Records supplied below:

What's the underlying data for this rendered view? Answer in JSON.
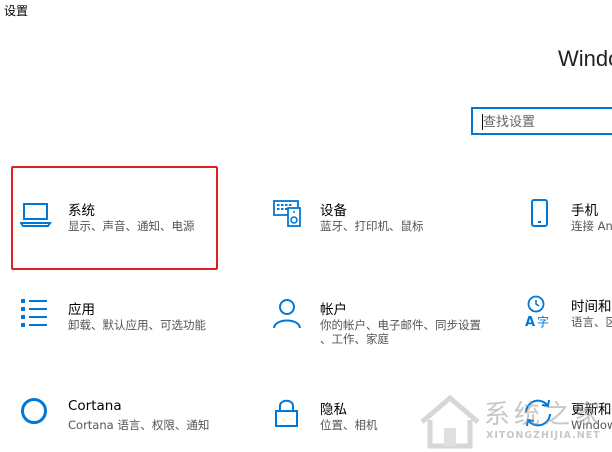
{
  "window": {
    "title": "设置"
  },
  "brand": {
    "text": "Windo"
  },
  "search": {
    "placeholder": "查找设置"
  },
  "tiles": [
    {
      "name": "系统",
      "desc": "显示、声音、通知、电源",
      "icon": "laptop-icon"
    },
    {
      "name": "设备",
      "desc": "蓝牙、打印机、鼠标",
      "icon": "devices-icon"
    },
    {
      "name": "手机",
      "desc": "连接 An",
      "icon": "phone-icon"
    },
    {
      "name": "应用",
      "desc": "卸载、默认应用、可选功能",
      "icon": "apps-list-icon"
    },
    {
      "name": "帐户",
      "desc": "你的帐户、电子邮件、同步设置、工作、家庭",
      "desc_line1": "你的帐户、电子邮件、同步设置",
      "desc_line2": "、工作、家庭",
      "icon": "person-icon"
    },
    {
      "name": "时间和",
      "desc": "语言、区",
      "icon": "time-language-icon"
    },
    {
      "name": "Cortana",
      "desc": "Cortana 语言、权限、通知",
      "icon": "cortana-circle-icon"
    },
    {
      "name": "隐私",
      "desc": "位置、相机",
      "icon": "lock-icon"
    },
    {
      "name": "更新和",
      "desc": "Window",
      "icon": "update-sync-icon"
    }
  ],
  "watermark": {
    "cn": "系统之家",
    "en": "XITONGZHIJIA.NET"
  },
  "colors": {
    "accent": "#0078d7",
    "highlight": "#e02020",
    "text": "#000000",
    "subtext": "#555555"
  }
}
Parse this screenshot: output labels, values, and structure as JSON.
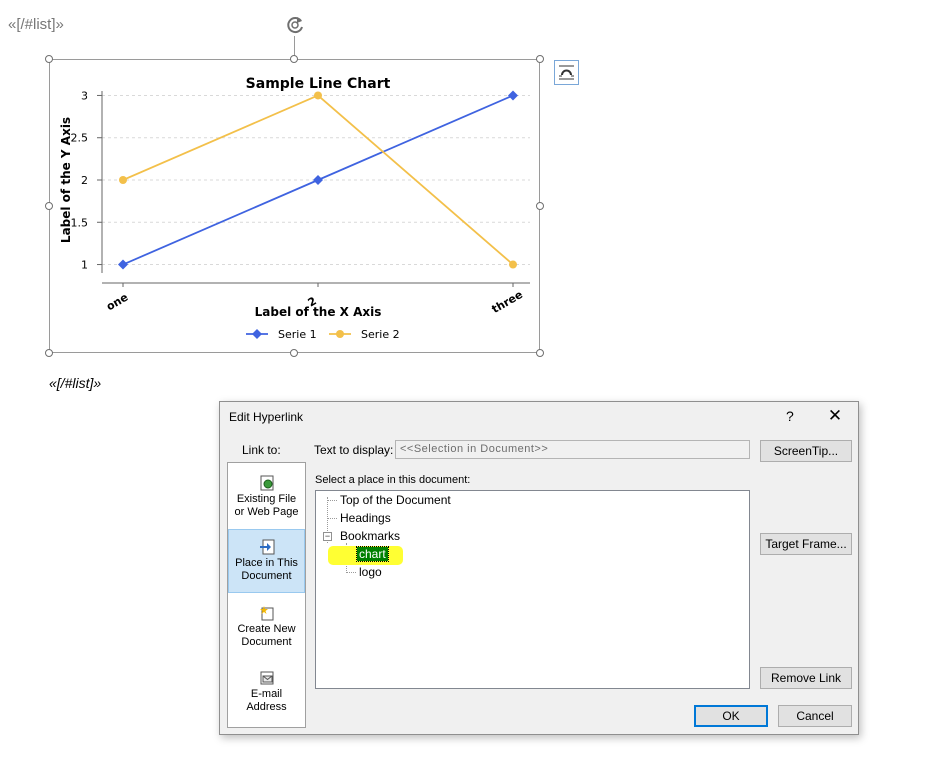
{
  "document": {
    "top_tag": "«[/#list]»",
    "bottom_tag": "«[/#list]»"
  },
  "chart_data": {
    "type": "line",
    "title": "Sample Line Chart",
    "xlabel": "Label of the X Axis",
    "ylabel": "Label of the Y Axis",
    "categories": [
      "one",
      "2",
      "three"
    ],
    "ylim": [
      0.9,
      3.1
    ],
    "yticks": [
      "1",
      "1.5",
      "2",
      "2.5",
      "3"
    ],
    "grid": "horizontal-dashed",
    "legend_position": "bottom",
    "series": [
      {
        "name": "Serie 1",
        "values": [
          1,
          2,
          3
        ],
        "color": "#3f63e0",
        "marker": "diamond"
      },
      {
        "name": "Serie 2",
        "values": [
          2,
          3,
          1
        ],
        "color": "#f3c04a",
        "marker": "circle"
      }
    ]
  },
  "dialog": {
    "title": "Edit Hyperlink",
    "help": "?",
    "close": "✕",
    "link_to_label": "Link to:",
    "link_options": [
      {
        "line1": "Existing File",
        "line2": "or Web Page",
        "icon": "web-page-icon"
      },
      {
        "line1": "Place in This",
        "line2": "Document",
        "icon": "place-in-document-icon",
        "selected": true
      },
      {
        "line1": "Create New",
        "line2": "Document",
        "icon": "new-document-icon"
      },
      {
        "line1": "E-mail",
        "line2": "Address",
        "icon": "email-icon"
      }
    ],
    "text_display_label": "Text to display:",
    "text_display_value": "<<Selection in Document>>",
    "place_label": "Select a place in this document:",
    "tree": {
      "top": "Top of the Document",
      "headings": "Headings",
      "bookmarks": "Bookmarks",
      "expander": "−",
      "bookmark_items": [
        "chart",
        "logo"
      ]
    },
    "buttons": {
      "screentip": "ScreenTip...",
      "target_frame": "Target Frame...",
      "remove_link": "Remove Link",
      "ok": "OK",
      "cancel": "Cancel"
    },
    "colors": {
      "selection": "#008000",
      "highlight": "#ffff33",
      "selected_option": "#cce4f7"
    }
  }
}
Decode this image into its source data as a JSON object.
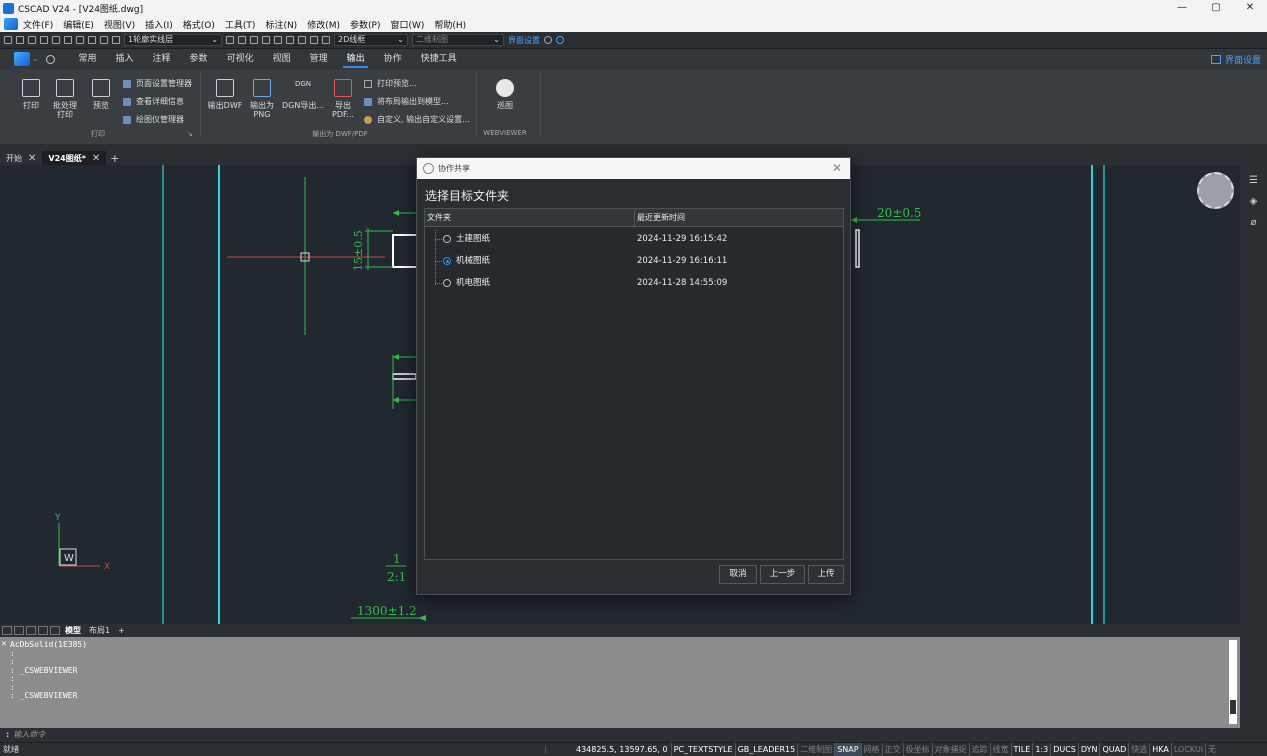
{
  "window": {
    "title": "CSCAD V24 - [V24图纸.dwg]",
    "controls": [
      "—",
      "▢",
      "✕"
    ]
  },
  "menu": {
    "items": [
      "文件(F)",
      "编辑(E)",
      "视图(V)",
      "插入(I)",
      "格式(O)",
      "工具(T)",
      "标注(N)",
      "修改(M)",
      "参数(P)",
      "窗口(W)",
      "帮助(H)"
    ],
    "mdi": [
      "_",
      "#",
      "×"
    ]
  },
  "quickbar": {
    "layer": "1轮廓实线层",
    "mode": "2D线框",
    "view": "二维制图",
    "ui_settings": "界面设置"
  },
  "ribbon": {
    "tabs": [
      "常用",
      "插入",
      "注释",
      "参数",
      "可视化",
      "视图",
      "管理",
      "输出",
      "协作",
      "快捷工具"
    ],
    "active_tab": "输出",
    "ui_settings": "界面设置",
    "print": {
      "print": "打印",
      "batch_line1": "批处理",
      "batch_line2": "打印",
      "preview": "预览",
      "page_setup": "页面设置管理器",
      "details": "查看详细信息",
      "plotter": "绘图仪管理器",
      "group": "打印"
    },
    "export": {
      "dwf": "输出DWF",
      "png_line1": "输出为",
      "png_line2": "PNG",
      "dgn_icon": "DGN",
      "dgn": "DGN导出...",
      "pdf_line1": "导出",
      "pdf_line2": "PDF...",
      "print_preview": "打印预览...",
      "layout_to_model": "将布局输出到模型...",
      "custom": "自定义, 输出自定义设置...",
      "group": "输出为 DWF/PDF"
    },
    "webviewer": {
      "btn": "巡图",
      "group": "WEBVIEWER"
    }
  },
  "doc_tabs": {
    "start": "开始",
    "current": "V24图纸*"
  },
  "drawing": {
    "dim1": "20±0.5",
    "dim2": "15±0.5",
    "scale_num": "1",
    "scale_den": "2:1",
    "dim3": "1300±1.2",
    "ucs_y": "Y",
    "ucs_w": "W",
    "ucs_x": "X"
  },
  "layout_tabs": {
    "model": "模型",
    "layout1": "布局1"
  },
  "command": {
    "lines": [
      "AcDbSolid(1E385)",
      ":",
      "",
      ":",
      "",
      ": _CSWEBVIEWER",
      "",
      ":",
      ":",
      ": _CSWEBVIEWER"
    ],
    "prompt": "输入命令"
  },
  "status": {
    "ready": "就绪",
    "coords": "434825.5, 13597.65, 0",
    "items": [
      {
        "label": "PC_TEXTSTYLE",
        "state": "on"
      },
      {
        "label": "GB_LEADER15",
        "state": "on"
      },
      {
        "label": "二维制图",
        "state": "off"
      },
      {
        "label": "SNAP",
        "state": "hl"
      },
      {
        "label": "网格",
        "state": "off"
      },
      {
        "label": "正交",
        "state": "off"
      },
      {
        "label": "极坐标",
        "state": "off"
      },
      {
        "label": "对象捕捉",
        "state": "off"
      },
      {
        "label": "追踪",
        "state": "off"
      },
      {
        "label": "线宽",
        "state": "off"
      },
      {
        "label": "TILE",
        "state": "on"
      },
      {
        "label": "1:3",
        "state": "on"
      },
      {
        "label": "DUCS",
        "state": "on"
      },
      {
        "label": "DYN",
        "state": "on"
      },
      {
        "label": "QUAD",
        "state": "on"
      },
      {
        "label": "快选",
        "state": "off"
      },
      {
        "label": "HKA",
        "state": "on"
      },
      {
        "label": "LOCKUI",
        "state": "off"
      },
      {
        "label": "无",
        "state": "off"
      }
    ]
  },
  "dialog": {
    "title": "协作共享",
    "heading": "选择目标文件夹",
    "col_folder": "文件夹",
    "col_time": "最近更新时间",
    "rows": [
      {
        "name": "土建图纸",
        "time": "2024-11-29 16:15:42",
        "selected": false
      },
      {
        "name": "机械图纸",
        "time": "2024-11-29 16:16:11",
        "selected": true
      },
      {
        "name": "机电图纸",
        "time": "2024-11-28 14:55:09",
        "selected": false
      }
    ],
    "cancel": "取消",
    "back": "上一步",
    "upload": "上传"
  }
}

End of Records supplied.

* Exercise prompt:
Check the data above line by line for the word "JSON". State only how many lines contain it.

* Completed task:
3